A few months ago, I became aware of an amazing project that was happening in Pittsburgh, PA. It was a project where the city worked together with hundreds of knitters to “Knit The Bridge.” Pittsburgh, if you didn’t know, is famous mainly for two things: football and bridges. In fact, Pittsburgh has 446 bridges, even more than the city of Venice. To celebrate their history of bridges, Pittsburgh banned together and covered the 1,061 foot long Andy Warhol bridge with 580 knitted and crochet panels made with acrylic yarn (to prevent weather damage) - and it made big headlines. Organizations like BBC, NPR, Times.com and even news providers in Europe and Israel reported on the incredibly successful project in Pittsburgh.
“Knit the Bridge” is part of a larger movement called Yarn Bombing, where knitters go to public spaces and knit street art. Examples of this can be seen all over the country and even the world, but this is what many consider to be the biggest undertaking of Yarn Bombing ever produced. This project, along with the positive response from the city, proves how truly popular knitting is these days. Craig David is the president and CEO of Visit Pittsburgh and he says: "The news coverage of this fun, art event helped solidify Pittsburgh's growing reputation as a hip city that is rich in art and culture."

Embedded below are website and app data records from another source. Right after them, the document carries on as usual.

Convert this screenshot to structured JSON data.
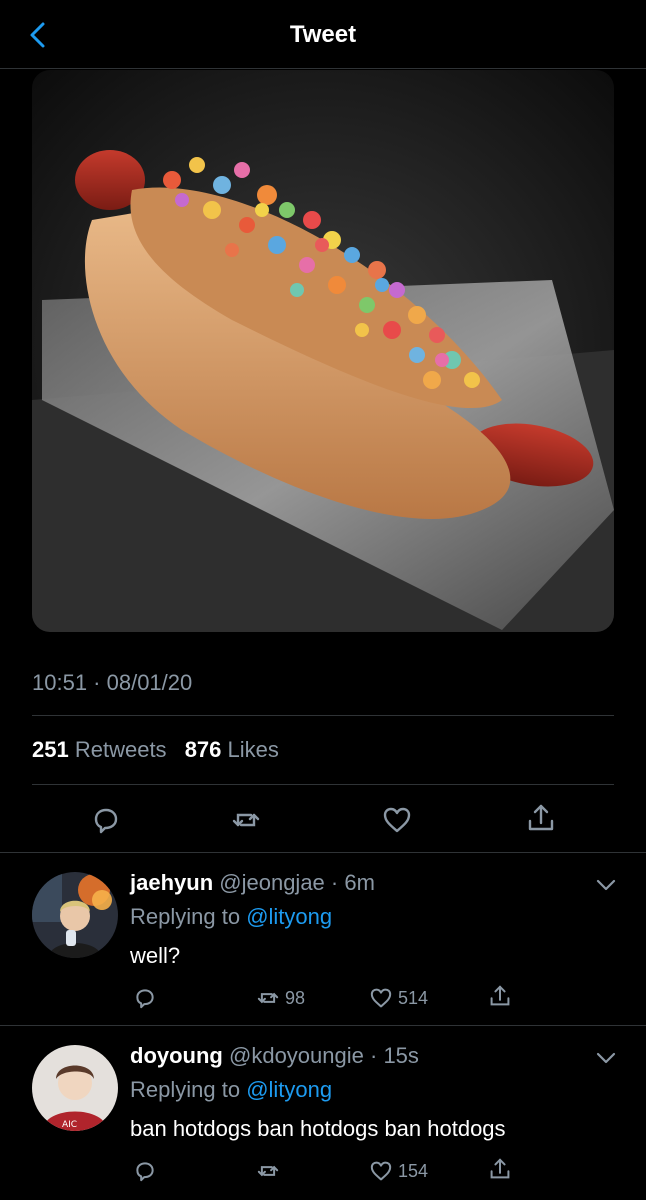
{
  "nav": {
    "title": "Tweet"
  },
  "tweet": {
    "timestamp": "10:51 · 08/01/20",
    "retweets_count": "251",
    "retweets_label": "Retweets",
    "likes_count": "876",
    "likes_label": "Likes"
  },
  "replies": [
    {
      "name": "jaehyun",
      "handle": "@jeongjae",
      "time": "· 6m",
      "replying_prefix": "Replying to",
      "replying_to": "@lityong",
      "text": "well?",
      "retweets": "98",
      "likes": "514"
    },
    {
      "name": "doyoung",
      "handle": "@kdoyoungie",
      "time": "· 15s",
      "replying_prefix": "Replying to",
      "replying_to": "@lityong",
      "text": "ban hotdogs ban hotdogs ban hotdogs",
      "retweets": "",
      "likes": "154"
    }
  ],
  "colors": {
    "accent": "#1d9bf0",
    "muted": "#8b98a5",
    "divider": "#2f3336",
    "background": "#000000"
  },
  "icons": [
    "back-chevron-icon",
    "reply-icon",
    "retweet-icon",
    "like-icon",
    "share-icon",
    "chevron-down-icon"
  ]
}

Now, there is the obvious question: Where did they find the knitters? That is where a young fiber artist named Amanda Gross came in. She headed up the project and organized hundreds of knit-ins all over the county to make the panels. Gross also used this as a teaching opportunity. She taught novice knitters and even got many teenage boys to participate. They took panels from each willing person, novice to expert knitter. Gross’s main goal of the project was to have every neighborhood in Pittsburgh represented in a panel. In fact, Gross had a large map in her office with yarn pinned to every neighborhood in Pittsburgh from which she had collected a panel. But she went even farther. She got panels from all counties in southwestern Pennsylvania.

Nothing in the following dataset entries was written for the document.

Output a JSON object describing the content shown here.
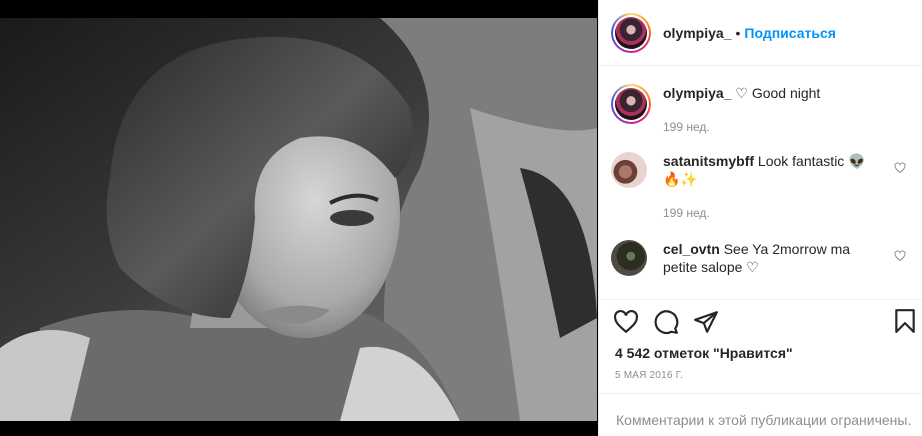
{
  "post": {
    "username": "olympiya_",
    "separator": "•",
    "follow_label": "Подписаться"
  },
  "comments": [
    {
      "user": "olympiya_",
      "text": "♡ Good night",
      "time": "199 нед."
    },
    {
      "user": "satanitsmybff",
      "text": "Look fantastic 👽 🔥✨",
      "time": "199 нед."
    },
    {
      "user": "cel_ovtn",
      "text": "See Ya 2morrow ma petite salope ♡",
      "time": ""
    }
  ],
  "engagement": {
    "likes_text": "4 542 отметок \"Нравится\"",
    "date": "5 мая 2016 г.",
    "comments_limited": "Комментарии к этой публикации ограничены."
  },
  "icons": {
    "like": "heart-icon",
    "comment": "comment-bubble-icon",
    "share": "paper-plane-icon",
    "save": "bookmark-icon"
  },
  "colors": {
    "accent": "#0095f6",
    "muted": "#8e8e8e",
    "text": "#262626",
    "divider": "#efefef"
  }
}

Not only is this promoting knitting and the arts, but it is also helping the community. After the panels of yarn were taken off the bridge, the city had them cleaned and then distributed all 580 panels to the homeless, making sure that non of the panels go to waste. Gross explains that, because this was in fact a project that was done by the community, when its finished, it should go back to the community.